Looking back on the insurrection at the U.S. Capitol


Tyler Merbler

CALLED TO ACTION: Thousands of people gathered in Washington, D.C. to demand that Vice President Mike Pence and Congress reject Biden’s presidential victory.

Rioters in support of former President Donald Trump stormed Capitol Hill on Jan. 6, leaving the nation in a state of chaos and confusion just two weeks before President Joe Biden’s inauguration. As the first time since the 1814 Burning of Washington by the British during the War of 1812 that hostile forces invaded Capitol Hill, this event will undoubtedly make history. But we can’t just accept an event like this.

To prevent another infamous Capitol Hill riot two centuries from now, we have to realize that this riot was grounded in America’s growing populist sentiment ever since Trump’s election in 2016. Trump, his followers and media outlets behaved at best irresponsibly and at worst criminally by insisting through insidious speeches that the 2020 presidential election was corrupt. According to federal election infrastructure officials, the 2020 election was the “most secure in American history.”

Make no mistake: There is much more to this riot than an aggregation of angry Trump supporters who spontaneously decided to storm the Capitol, as their defense attorneys claim.

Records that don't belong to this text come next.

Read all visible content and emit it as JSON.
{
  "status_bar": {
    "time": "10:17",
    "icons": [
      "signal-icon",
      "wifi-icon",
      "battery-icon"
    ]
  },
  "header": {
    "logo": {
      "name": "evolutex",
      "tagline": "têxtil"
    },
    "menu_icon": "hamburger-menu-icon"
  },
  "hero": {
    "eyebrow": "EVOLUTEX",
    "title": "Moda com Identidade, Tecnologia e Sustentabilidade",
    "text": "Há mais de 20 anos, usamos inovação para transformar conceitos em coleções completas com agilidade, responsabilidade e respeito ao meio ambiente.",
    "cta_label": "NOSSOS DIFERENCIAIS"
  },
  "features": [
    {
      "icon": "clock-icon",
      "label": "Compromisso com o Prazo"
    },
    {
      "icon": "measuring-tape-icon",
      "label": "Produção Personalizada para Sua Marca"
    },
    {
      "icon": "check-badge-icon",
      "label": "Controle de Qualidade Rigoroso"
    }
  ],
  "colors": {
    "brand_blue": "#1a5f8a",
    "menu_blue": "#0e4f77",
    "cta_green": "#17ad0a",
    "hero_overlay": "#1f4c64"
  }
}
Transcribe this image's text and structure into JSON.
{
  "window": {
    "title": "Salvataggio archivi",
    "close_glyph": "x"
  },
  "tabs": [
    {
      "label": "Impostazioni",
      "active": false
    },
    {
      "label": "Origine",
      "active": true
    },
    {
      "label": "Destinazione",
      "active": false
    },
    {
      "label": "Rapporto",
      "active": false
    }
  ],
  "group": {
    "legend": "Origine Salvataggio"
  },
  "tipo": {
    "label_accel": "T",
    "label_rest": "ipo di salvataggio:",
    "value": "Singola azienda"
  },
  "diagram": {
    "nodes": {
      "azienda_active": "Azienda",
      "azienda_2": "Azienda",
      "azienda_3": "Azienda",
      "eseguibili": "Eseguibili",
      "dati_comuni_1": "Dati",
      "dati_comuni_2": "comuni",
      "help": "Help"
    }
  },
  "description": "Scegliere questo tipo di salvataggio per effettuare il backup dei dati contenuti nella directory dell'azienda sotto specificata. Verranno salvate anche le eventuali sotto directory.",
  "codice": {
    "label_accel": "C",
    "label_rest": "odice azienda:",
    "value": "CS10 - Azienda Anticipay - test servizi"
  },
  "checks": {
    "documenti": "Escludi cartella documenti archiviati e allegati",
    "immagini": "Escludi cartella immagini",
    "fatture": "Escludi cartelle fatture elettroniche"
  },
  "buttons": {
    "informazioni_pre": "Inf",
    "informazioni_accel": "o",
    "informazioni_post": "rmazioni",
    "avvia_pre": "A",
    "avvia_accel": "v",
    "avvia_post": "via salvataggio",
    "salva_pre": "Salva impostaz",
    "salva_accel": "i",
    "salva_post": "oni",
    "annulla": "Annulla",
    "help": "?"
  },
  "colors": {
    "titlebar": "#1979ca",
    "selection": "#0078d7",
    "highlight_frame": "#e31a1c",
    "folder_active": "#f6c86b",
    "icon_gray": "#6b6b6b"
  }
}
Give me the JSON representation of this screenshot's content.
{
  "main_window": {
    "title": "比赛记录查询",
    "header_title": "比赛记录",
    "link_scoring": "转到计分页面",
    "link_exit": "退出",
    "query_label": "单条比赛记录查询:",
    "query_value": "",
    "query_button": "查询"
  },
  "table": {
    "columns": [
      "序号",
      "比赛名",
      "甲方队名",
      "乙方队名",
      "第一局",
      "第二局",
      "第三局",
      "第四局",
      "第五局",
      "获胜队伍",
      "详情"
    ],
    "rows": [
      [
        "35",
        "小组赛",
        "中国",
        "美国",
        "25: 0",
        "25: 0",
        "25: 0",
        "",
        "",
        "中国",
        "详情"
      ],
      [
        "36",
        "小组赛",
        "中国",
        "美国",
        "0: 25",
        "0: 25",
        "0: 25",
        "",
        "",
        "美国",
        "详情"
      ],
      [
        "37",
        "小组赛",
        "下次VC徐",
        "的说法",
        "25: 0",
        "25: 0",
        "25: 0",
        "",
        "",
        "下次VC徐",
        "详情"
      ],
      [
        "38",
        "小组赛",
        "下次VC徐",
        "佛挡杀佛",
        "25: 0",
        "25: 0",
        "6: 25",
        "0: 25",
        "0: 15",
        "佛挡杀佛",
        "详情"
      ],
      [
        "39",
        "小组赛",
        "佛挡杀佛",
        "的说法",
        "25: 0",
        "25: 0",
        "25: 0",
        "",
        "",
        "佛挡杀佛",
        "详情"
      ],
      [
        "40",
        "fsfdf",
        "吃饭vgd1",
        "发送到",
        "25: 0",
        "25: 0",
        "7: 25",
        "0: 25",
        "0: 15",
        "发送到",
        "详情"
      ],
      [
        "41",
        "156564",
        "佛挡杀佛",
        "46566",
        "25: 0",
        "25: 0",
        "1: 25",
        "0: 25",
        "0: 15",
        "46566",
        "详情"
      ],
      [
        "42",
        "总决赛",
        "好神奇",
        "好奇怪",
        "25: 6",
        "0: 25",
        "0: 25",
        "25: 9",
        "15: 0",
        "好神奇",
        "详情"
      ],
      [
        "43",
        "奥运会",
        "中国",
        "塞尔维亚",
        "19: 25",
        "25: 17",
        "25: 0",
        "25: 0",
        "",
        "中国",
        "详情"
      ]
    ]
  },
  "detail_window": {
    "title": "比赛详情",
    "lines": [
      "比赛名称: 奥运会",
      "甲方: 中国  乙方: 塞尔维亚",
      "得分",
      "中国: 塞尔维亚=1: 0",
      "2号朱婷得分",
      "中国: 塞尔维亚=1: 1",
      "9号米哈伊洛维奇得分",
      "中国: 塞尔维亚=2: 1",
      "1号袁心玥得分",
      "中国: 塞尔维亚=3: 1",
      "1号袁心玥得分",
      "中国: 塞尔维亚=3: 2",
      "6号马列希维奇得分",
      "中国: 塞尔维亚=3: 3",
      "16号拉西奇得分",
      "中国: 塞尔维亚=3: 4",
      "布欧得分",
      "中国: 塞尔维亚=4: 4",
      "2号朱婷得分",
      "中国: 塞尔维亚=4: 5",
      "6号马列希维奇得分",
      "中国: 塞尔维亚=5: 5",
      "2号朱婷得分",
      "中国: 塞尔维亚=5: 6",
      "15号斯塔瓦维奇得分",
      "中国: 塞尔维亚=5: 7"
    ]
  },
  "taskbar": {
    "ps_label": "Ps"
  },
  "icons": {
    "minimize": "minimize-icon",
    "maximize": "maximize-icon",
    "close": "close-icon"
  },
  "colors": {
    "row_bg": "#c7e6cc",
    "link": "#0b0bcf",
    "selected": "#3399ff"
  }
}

Although Trump’s inflammatory words during the inaptly named “Save America” rally—held only a few hours before the storm—definitely lit the powder keg, the plot to overthrow America’s democracy had been building like a storm for weeks. As early as election night, when Trump prematurely and erroneously claimed victory even as votes were still being counted, the plot for a coup d’etat began.

According to a report by Slate, the strategy to take advantage of the so-called red mirage—that early election returns would appear better for Trump than the final counts—started during the weeks leading up to the election, with Trump going so far as to rehearse his lines, according to former Trump chief of staff Reince Priebus.

Trump showed no signs of conceding, and social media and conservative news outlets allowed their platforms to be used for the continued assertion of false or unprovable claims for angry Trump supporters to lap up. In the meantime, Trump continued to spout outright lies of widespread voter fraud in several battleground states, and even invited supporters to come to a “big protest in D.C.” on Dec. 20, 2020, promising it would be “wild.”

The days leading up to the riot itself consisted of Mayor Muriel Bowser requesting the deployment of the D.C. National Guard as support for the local police force. These unarmed guards served as little more than “crowd control,” a stark contrast to the response earlier in the year to protests by Black Lives Matter. And though the vile acts of the insurrectionists have been thoroughly documented—mostly gleefully by the offenders themselves on social media—Trump himself refused to intervene for four hours as congressional members and staffers worried for their lives.

In the rubble and shattered glass of the aftermath that left five people dead and 140 officers injured, it’s up to us to examine not only how insurgents gained relatively easy access to the Capitol (there are reports of inside help from members of the GOP and Capitol police), but also how people were so easily radicalized into violent frenzy through perpetual and unchecked lies. How do we stop this from happening again?

There is no easy answer. The FBI is rounding up participants, the Senate is holding trial to convict Trump and social media companies have eradicated their ranks of QAnon and other conspiracy tweeters. While these steps go a long way to giving consequence to treasonist action, they do not address the ongoing exploitation of populist beliefs by the ruling class and the GOP.

At its heart, populism attempts to put the beliefs of ordinary Americans at the forefront of decisions, arguing that the elite discount the struggle of middle Americans. In the GOP version, the elites are liberal snowflakes who concern themselves with government handouts to the poor and political correctness (never mind the billionaires that make up the ranks of the GOP).

The rhetoric that white Americans somehow have lost out due to social justice and increased rights for minority groups rings true in the ears of low-income whites, who somehow believe they have more in common with the billionaires than with minority groups because their skin is the same color. Their aggression would be better served toward dismantling corrupt practices (such as Trump’s tax cut) within the GOP, but Trump supporters and the like have successfully exploited the frustrations of poor white Americans and duped them into being cannon fodder in a failed coup d’etat.

Republican leadership should condemn the actions of Jan. 6, swiftly rebuke all involved and expel the extremist, racist, anti-democracy, conspiracy-wielding parts of their party, but the response so far has been half-hearted calls for unity and deafening silence. On the side of “ordinary Americans,” we can buffer ourselves from exploitative populism by recognizing that it thrives on volatile short-term whims; the expression “think before you act” has never been more appropriate. To ensure that these mistakes are never made again, we must speak out about them. Silence in the face of anti-democracy is complicity in democracy’s downfall.